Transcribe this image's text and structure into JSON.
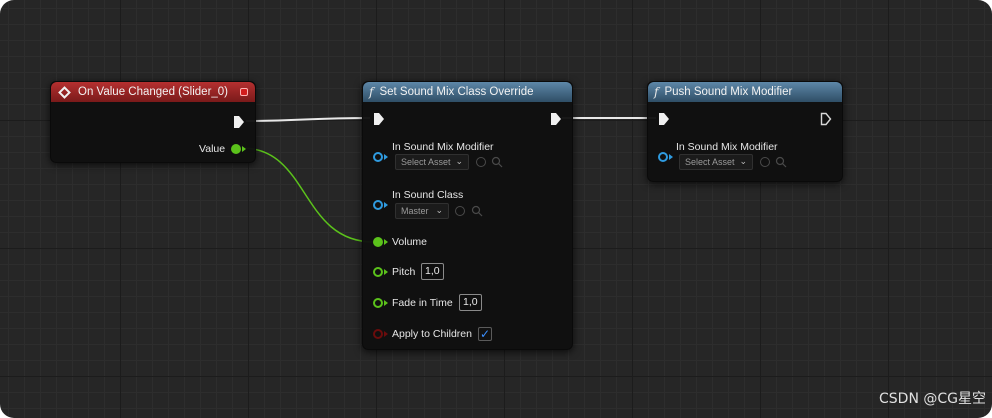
{
  "nodes": {
    "event": {
      "title": "On Value Changed (Slider_0)",
      "header_color": "#a82828",
      "pins": {
        "value_label": "Value"
      },
      "icon": "event-diamond-icon"
    },
    "set_override": {
      "title": "Set Sound Mix Class Override",
      "header_color": "#4a6f8f",
      "icon": "function-icon",
      "icon_glyph": "f",
      "pins": {
        "sound_mix_modifier_label": "In Sound Mix Modifier",
        "sound_mix_modifier_value": "Select Asset",
        "sound_class_label": "In Sound Class",
        "sound_class_value": "Master",
        "volume_label": "Volume",
        "pitch_label": "Pitch",
        "pitch_value": "1,0",
        "fade_label": "Fade in Time",
        "fade_value": "1,0",
        "apply_children_label": "Apply to Children",
        "apply_children_checked": true
      }
    },
    "push_modifier": {
      "title": "Push Sound Mix Modifier",
      "header_color": "#4a6f8f",
      "icon": "function-icon",
      "icon_glyph": "f",
      "pins": {
        "sound_mix_modifier_label": "In Sound Mix Modifier",
        "sound_mix_modifier_value": "Select Asset"
      }
    }
  },
  "colors": {
    "exec_wire": "#e8e8e8",
    "float_pin": "#5bc21b",
    "object_pin": "#2f9be0",
    "bool_pin": "#6b0c0c"
  },
  "watermark": "CSDN @CG星空"
}
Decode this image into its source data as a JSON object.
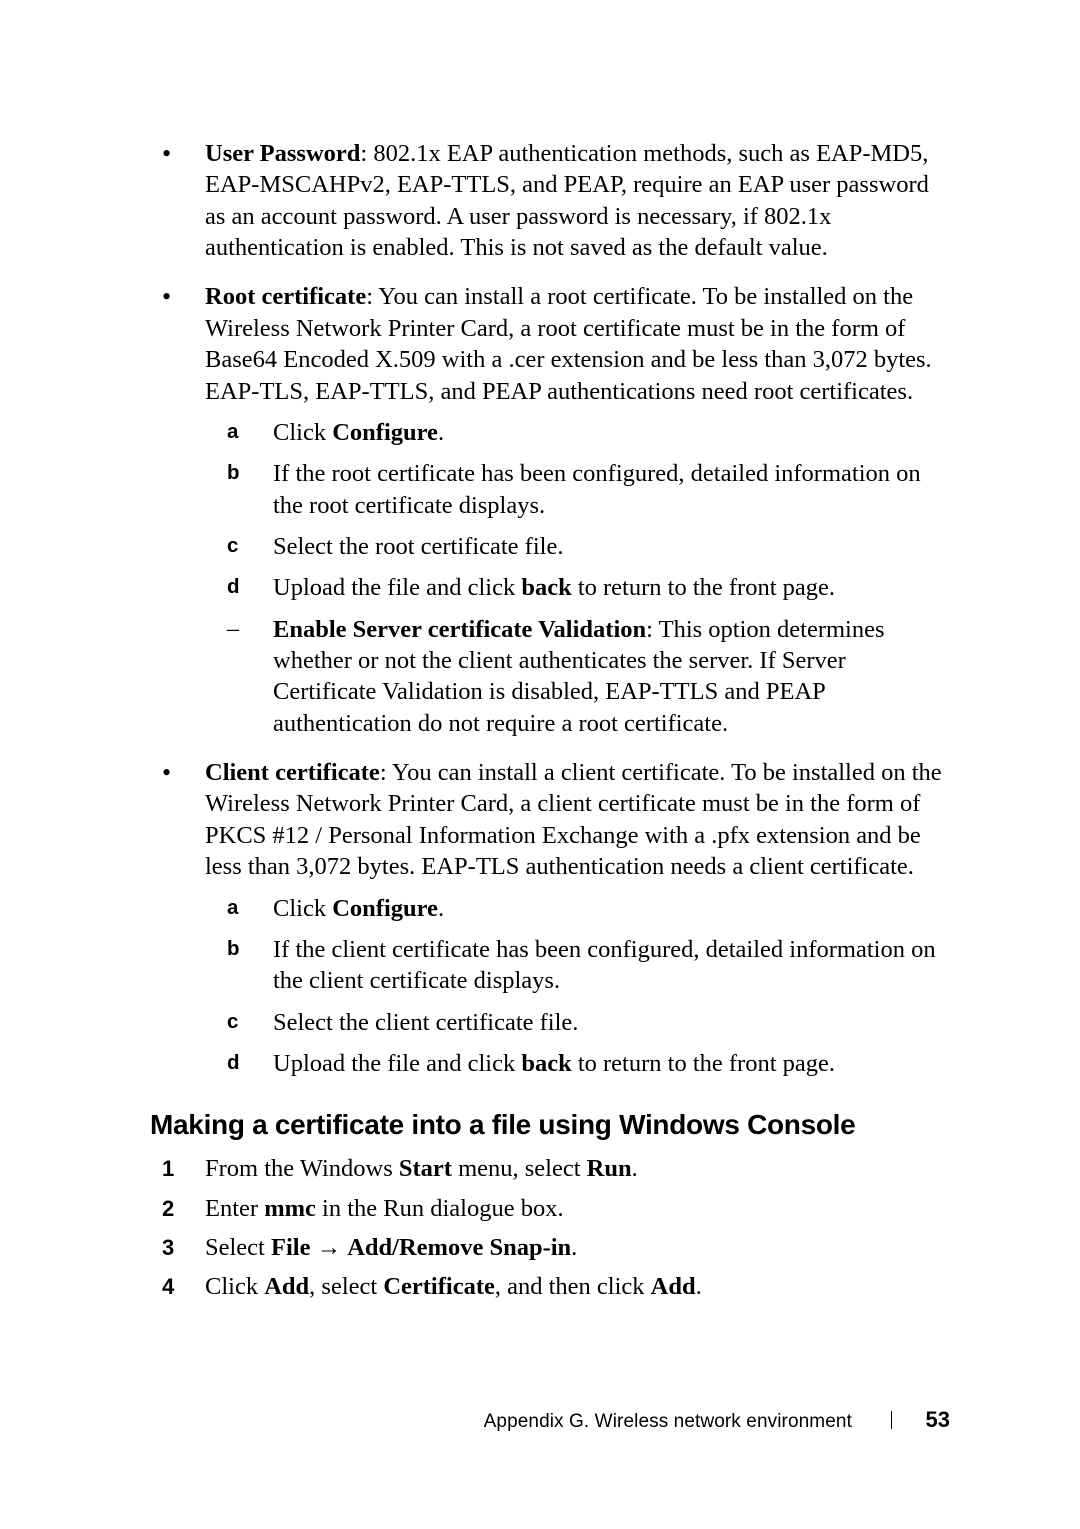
{
  "bullets": [
    {
      "label": "User Password",
      "text": ": 802.1x EAP authentication methods, such as EAP-MD5, EAP-MSCAHPv2, EAP-TTLS, and PEAP, require an EAP user password as an account password. A user password is necessary, if 802.1x authentication is enabled. This is not saved as the default value."
    },
    {
      "label": "Root certificate",
      "text": ": You can install a root certificate. To be installed on the Wireless Network Printer Card, a root certificate must be in the form of Base64 Encoded X.509 with a .cer extension and be less than 3,072 bytes. EAP-TLS, EAP-TTLS, and PEAP authentications need root certificates.",
      "steps": [
        {
          "m": "a",
          "pre": "Click ",
          "bold": "Configure",
          "post": "."
        },
        {
          "m": "b",
          "text": "If the root certificate has been configured, detailed information on the root certificate displays."
        },
        {
          "m": "c",
          "text": "Select the root certificate file."
        },
        {
          "m": "d",
          "pre": "Upload the file and click ",
          "bold": "back",
          "post": " to return to the front page."
        }
      ],
      "dash": {
        "label": "Enable Server certificate Validation",
        "text": ": This option determines whether or not the client authenticates the server. If Server Certificate Validation is disabled, EAP-TTLS and PEAP authentication do not require a root certificate."
      }
    },
    {
      "label": "Client certificate",
      "text": ": You can install a client certificate. To be installed on the Wireless Network Printer Card, a client certificate must be in the form of PKCS #12 / Personal Information Exchange with a .pfx extension and be less than 3,072 bytes. EAP-TLS authentication needs a client certificate.",
      "steps": [
        {
          "m": "a",
          "pre": "Click ",
          "bold": "Configure",
          "post": "."
        },
        {
          "m": "b",
          "text": "If the client certificate has been configured, detailed information on the client certificate displays."
        },
        {
          "m": "c",
          "text": "Select the client certificate file."
        },
        {
          "m": "d",
          "pre": "Upload the file and click ",
          "bold": "back",
          "post": " to return to the front page."
        }
      ]
    }
  ],
  "section_title": "Making a certificate into a file using Windows Console",
  "numbered": [
    {
      "n": "1",
      "parts": [
        {
          "t": "From the Windows "
        },
        {
          "b": "Start"
        },
        {
          "t": " menu, select "
        },
        {
          "b": "Run"
        },
        {
          "t": "."
        }
      ]
    },
    {
      "n": "2",
      "parts": [
        {
          "t": "Enter "
        },
        {
          "b": "mmc"
        },
        {
          "t": " in the Run dialogue box."
        }
      ]
    },
    {
      "n": "3",
      "parts": [
        {
          "t": "Select "
        },
        {
          "b": "File"
        },
        {
          "t": " "
        },
        {
          "arrow": true
        },
        {
          "t": " "
        },
        {
          "b": "Add/Remove Snap-in"
        },
        {
          "t": "."
        }
      ]
    },
    {
      "n": "4",
      "parts": [
        {
          "t": "Click "
        },
        {
          "b": "Add"
        },
        {
          "t": ", select "
        },
        {
          "b": "Certificate"
        },
        {
          "t": ", and then click "
        },
        {
          "b": "Add"
        },
        {
          "t": "."
        }
      ]
    }
  ],
  "footer": {
    "appendix": "Appendix G. Wireless network environment",
    "page": "53"
  },
  "arrow_glyph": "→"
}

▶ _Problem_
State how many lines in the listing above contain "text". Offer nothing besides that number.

▶ _Answer below_
9